If a line in the data below includes the string "start", please return a copy of it.

[Component data from apps and pages]
+ + + + +

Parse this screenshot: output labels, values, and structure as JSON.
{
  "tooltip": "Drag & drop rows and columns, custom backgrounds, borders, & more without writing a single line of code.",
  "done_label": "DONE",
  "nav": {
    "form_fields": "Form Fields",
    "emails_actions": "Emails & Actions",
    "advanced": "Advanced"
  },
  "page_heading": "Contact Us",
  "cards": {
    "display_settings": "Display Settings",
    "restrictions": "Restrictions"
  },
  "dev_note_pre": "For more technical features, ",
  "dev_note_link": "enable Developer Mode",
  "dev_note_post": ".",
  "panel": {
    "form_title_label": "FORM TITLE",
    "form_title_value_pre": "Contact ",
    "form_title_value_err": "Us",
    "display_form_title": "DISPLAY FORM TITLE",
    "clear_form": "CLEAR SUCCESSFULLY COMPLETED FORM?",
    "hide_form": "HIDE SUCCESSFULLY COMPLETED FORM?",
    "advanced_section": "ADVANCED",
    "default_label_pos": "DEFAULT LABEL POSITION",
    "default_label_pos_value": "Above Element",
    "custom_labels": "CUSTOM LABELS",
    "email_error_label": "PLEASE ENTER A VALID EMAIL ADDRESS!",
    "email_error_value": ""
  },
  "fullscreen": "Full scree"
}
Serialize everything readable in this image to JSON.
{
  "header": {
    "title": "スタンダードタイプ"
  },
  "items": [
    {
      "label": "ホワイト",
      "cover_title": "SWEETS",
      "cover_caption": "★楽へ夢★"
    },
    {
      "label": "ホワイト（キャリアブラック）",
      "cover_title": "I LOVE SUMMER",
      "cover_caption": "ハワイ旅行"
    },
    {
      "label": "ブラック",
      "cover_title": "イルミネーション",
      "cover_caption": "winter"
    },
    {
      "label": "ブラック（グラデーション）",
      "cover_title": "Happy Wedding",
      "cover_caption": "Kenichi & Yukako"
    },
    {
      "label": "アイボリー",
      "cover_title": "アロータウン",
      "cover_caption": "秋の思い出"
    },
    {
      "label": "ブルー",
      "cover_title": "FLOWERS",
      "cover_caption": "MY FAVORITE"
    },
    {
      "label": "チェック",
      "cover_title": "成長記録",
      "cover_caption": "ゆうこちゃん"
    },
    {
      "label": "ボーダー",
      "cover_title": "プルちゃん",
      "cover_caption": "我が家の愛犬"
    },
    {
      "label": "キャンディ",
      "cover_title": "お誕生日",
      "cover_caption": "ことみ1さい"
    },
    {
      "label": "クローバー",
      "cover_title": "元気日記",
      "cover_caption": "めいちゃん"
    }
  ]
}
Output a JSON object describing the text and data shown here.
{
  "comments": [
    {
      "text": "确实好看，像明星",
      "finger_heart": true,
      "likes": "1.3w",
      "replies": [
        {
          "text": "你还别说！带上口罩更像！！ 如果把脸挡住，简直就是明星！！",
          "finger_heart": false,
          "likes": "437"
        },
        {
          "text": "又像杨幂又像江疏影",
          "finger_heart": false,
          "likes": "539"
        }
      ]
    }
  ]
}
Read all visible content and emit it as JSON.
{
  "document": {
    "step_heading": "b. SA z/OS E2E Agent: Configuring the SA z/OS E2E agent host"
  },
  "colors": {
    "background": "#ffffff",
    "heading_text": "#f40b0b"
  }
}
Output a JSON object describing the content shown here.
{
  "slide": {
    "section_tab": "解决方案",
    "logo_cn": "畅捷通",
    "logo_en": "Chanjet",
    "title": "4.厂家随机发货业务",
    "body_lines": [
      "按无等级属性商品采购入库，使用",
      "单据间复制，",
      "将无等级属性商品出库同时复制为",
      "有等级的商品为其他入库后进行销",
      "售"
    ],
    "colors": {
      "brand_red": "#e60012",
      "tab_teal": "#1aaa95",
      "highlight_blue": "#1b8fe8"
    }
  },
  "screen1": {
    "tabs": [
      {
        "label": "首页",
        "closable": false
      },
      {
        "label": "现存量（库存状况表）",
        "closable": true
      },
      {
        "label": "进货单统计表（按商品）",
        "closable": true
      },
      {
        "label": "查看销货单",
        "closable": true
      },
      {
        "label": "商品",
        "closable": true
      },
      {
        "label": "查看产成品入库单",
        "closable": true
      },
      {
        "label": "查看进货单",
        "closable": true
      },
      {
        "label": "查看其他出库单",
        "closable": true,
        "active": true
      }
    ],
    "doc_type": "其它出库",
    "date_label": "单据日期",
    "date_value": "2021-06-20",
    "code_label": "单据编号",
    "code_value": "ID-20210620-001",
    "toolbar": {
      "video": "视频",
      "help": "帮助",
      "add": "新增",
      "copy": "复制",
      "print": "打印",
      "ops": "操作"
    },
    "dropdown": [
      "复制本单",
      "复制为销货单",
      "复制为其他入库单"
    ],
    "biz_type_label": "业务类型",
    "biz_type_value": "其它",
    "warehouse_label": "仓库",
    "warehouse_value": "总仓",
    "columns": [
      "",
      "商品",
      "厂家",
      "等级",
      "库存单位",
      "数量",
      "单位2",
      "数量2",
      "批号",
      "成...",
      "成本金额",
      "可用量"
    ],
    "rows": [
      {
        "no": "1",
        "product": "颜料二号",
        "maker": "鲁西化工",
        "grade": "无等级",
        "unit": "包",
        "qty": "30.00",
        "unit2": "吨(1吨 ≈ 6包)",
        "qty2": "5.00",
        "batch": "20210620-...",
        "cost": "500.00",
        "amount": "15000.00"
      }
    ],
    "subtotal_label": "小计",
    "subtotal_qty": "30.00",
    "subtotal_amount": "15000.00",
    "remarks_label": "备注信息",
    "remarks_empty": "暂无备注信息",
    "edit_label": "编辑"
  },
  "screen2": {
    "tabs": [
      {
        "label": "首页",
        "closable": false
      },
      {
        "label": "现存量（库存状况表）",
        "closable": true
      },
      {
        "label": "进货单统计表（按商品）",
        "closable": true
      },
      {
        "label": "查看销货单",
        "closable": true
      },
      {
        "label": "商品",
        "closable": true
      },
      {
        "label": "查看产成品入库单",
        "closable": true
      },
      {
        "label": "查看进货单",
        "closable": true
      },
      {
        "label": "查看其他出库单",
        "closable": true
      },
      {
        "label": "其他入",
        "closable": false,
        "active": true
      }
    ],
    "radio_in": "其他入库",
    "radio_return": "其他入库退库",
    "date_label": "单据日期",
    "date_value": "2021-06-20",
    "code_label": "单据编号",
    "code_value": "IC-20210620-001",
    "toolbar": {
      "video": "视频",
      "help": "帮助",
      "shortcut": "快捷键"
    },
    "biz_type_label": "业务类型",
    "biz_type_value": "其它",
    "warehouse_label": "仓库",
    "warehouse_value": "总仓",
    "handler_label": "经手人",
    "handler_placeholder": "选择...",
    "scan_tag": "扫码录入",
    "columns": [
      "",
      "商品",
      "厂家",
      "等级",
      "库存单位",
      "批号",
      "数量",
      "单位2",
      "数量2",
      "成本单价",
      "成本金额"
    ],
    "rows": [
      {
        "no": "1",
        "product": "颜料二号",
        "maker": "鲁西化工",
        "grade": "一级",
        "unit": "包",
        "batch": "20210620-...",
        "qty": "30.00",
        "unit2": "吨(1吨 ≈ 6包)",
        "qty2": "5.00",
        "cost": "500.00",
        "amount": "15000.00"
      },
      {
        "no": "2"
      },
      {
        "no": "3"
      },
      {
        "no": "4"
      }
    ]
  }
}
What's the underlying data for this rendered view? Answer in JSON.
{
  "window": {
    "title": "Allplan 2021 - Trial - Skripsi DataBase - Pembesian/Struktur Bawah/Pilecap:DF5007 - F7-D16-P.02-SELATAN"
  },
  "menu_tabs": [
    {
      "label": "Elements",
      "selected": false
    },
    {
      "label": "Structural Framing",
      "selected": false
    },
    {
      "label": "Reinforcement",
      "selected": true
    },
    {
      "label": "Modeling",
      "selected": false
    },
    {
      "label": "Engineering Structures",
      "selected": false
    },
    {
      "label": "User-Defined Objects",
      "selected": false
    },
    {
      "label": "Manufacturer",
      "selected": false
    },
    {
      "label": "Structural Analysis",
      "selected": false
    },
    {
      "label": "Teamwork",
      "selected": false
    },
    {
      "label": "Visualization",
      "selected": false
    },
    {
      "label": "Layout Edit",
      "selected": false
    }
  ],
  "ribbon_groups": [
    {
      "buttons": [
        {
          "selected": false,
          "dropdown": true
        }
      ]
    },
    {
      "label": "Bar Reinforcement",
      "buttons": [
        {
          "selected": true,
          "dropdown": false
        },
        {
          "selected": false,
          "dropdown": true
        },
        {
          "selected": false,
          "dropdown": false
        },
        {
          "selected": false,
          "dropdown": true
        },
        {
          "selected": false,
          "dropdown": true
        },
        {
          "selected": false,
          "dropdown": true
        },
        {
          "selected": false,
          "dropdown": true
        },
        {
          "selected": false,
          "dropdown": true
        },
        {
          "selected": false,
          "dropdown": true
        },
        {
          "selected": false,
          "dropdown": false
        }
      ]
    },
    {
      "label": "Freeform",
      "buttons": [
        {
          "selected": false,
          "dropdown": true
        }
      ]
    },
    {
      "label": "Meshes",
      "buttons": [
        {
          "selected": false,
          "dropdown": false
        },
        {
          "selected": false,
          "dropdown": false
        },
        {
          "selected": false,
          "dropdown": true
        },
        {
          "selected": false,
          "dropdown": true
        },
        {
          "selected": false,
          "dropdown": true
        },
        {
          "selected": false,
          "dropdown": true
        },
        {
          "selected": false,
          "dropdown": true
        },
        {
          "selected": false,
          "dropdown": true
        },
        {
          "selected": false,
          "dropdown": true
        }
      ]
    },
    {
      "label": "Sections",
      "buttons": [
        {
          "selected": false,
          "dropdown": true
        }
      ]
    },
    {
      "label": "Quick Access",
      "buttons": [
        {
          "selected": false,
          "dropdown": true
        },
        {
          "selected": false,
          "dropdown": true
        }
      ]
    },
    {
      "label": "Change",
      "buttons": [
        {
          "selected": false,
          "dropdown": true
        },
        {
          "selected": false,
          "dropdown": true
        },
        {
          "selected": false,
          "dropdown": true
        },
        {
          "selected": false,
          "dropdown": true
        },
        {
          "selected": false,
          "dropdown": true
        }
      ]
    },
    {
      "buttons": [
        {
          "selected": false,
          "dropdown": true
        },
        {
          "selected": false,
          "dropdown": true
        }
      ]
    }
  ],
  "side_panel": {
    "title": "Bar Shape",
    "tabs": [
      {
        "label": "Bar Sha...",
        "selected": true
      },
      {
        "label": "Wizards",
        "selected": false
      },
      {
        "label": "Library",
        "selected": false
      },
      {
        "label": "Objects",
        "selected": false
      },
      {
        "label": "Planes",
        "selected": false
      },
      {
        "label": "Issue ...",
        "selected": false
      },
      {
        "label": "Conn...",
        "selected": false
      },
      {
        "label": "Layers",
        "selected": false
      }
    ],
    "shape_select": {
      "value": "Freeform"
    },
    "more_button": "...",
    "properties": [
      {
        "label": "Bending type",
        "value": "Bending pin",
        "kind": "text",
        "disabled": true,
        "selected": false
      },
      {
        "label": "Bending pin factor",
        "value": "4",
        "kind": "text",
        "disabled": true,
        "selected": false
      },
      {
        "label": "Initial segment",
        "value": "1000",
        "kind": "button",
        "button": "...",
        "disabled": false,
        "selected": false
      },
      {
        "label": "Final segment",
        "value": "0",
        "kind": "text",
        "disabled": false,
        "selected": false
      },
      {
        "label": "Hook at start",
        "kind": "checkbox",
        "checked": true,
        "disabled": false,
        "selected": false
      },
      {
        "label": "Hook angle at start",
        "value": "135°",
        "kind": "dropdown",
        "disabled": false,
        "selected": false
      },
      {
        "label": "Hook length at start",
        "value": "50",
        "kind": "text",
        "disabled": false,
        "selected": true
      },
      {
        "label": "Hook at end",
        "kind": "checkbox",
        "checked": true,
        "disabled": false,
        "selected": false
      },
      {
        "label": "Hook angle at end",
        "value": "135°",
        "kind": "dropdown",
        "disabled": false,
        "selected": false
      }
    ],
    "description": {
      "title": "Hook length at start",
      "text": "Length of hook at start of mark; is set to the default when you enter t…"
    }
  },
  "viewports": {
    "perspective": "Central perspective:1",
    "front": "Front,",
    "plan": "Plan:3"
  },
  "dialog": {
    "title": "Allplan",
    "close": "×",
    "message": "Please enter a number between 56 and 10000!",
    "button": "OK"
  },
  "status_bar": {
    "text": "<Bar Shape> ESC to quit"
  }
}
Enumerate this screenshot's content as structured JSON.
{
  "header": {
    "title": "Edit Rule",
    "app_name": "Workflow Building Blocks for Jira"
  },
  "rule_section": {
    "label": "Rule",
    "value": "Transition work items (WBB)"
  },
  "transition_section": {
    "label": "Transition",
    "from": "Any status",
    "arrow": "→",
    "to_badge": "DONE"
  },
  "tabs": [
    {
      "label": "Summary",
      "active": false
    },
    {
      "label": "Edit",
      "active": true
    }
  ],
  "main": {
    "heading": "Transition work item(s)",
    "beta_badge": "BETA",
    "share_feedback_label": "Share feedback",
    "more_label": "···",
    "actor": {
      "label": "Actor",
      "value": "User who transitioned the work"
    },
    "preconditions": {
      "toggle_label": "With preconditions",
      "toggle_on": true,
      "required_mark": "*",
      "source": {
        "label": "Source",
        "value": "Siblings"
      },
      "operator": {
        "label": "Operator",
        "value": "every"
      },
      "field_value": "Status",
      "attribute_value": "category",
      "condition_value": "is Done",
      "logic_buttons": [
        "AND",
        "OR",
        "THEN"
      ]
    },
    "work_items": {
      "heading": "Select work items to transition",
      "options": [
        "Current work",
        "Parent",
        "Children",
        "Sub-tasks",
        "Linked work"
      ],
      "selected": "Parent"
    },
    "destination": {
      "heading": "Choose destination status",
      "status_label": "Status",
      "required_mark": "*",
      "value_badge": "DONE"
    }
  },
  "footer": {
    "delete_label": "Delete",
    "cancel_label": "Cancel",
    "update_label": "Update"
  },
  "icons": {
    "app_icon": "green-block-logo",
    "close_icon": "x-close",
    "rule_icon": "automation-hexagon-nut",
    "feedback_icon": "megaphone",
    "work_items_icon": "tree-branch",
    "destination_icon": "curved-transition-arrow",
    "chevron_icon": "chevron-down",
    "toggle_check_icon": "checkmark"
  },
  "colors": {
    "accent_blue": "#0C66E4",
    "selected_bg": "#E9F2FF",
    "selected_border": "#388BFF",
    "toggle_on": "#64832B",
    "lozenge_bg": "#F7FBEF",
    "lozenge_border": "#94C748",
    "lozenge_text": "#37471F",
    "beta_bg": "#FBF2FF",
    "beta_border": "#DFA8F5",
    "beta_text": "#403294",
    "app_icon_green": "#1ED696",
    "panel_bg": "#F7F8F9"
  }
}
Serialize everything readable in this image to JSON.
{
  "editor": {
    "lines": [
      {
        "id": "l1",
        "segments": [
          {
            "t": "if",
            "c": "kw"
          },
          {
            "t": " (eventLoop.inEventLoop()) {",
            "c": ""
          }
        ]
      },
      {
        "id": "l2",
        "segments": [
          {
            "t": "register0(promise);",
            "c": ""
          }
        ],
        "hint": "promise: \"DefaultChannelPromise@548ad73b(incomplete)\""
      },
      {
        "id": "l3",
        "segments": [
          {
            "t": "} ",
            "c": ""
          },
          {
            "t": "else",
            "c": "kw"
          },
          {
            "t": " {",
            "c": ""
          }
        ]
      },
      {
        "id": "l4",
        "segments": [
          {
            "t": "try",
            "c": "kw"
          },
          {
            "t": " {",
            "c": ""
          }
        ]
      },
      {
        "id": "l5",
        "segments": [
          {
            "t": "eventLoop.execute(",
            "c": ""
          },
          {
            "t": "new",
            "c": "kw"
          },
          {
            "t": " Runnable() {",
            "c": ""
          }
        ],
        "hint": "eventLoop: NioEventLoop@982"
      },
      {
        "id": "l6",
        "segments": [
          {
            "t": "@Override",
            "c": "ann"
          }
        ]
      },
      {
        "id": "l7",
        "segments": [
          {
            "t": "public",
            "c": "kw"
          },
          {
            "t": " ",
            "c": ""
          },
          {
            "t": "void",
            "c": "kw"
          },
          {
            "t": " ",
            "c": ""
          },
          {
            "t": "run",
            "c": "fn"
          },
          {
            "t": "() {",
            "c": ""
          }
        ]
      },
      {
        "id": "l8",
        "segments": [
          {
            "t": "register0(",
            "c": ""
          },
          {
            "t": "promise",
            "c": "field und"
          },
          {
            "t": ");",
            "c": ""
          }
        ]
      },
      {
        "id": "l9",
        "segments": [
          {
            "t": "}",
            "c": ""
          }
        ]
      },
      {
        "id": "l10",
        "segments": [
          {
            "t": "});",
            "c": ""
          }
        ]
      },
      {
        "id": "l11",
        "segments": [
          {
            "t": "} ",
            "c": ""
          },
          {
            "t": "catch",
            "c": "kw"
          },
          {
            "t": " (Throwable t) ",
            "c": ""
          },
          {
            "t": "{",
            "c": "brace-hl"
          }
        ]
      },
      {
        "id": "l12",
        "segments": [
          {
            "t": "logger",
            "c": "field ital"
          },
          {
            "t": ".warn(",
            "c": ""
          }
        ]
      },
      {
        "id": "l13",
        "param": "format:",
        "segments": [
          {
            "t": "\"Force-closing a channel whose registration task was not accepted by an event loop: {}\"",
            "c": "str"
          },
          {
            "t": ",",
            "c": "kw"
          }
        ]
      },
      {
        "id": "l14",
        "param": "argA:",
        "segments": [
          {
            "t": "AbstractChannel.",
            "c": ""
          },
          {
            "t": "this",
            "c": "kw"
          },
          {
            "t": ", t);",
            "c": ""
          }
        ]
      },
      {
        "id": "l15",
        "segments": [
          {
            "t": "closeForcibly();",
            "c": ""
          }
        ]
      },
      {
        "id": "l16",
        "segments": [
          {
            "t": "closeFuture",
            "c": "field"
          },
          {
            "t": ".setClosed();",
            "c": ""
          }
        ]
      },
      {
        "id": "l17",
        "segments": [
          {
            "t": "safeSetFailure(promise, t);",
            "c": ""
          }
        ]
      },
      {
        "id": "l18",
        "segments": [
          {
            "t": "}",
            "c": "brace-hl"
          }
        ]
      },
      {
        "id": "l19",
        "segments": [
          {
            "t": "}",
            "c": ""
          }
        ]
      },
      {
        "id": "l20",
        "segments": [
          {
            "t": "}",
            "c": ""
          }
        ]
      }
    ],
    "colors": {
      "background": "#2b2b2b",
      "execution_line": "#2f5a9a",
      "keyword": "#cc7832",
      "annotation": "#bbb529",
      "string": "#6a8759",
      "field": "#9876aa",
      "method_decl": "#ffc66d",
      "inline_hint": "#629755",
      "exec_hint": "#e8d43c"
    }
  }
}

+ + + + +

OUTPUT:
        "label": "Hook at start",
        "label": "Hook angle at start",
        "label": "Hook length at start",
      "title": "Hook length at start",
      "text": "Length of hook at start of mark; is set to the default when you enter t…"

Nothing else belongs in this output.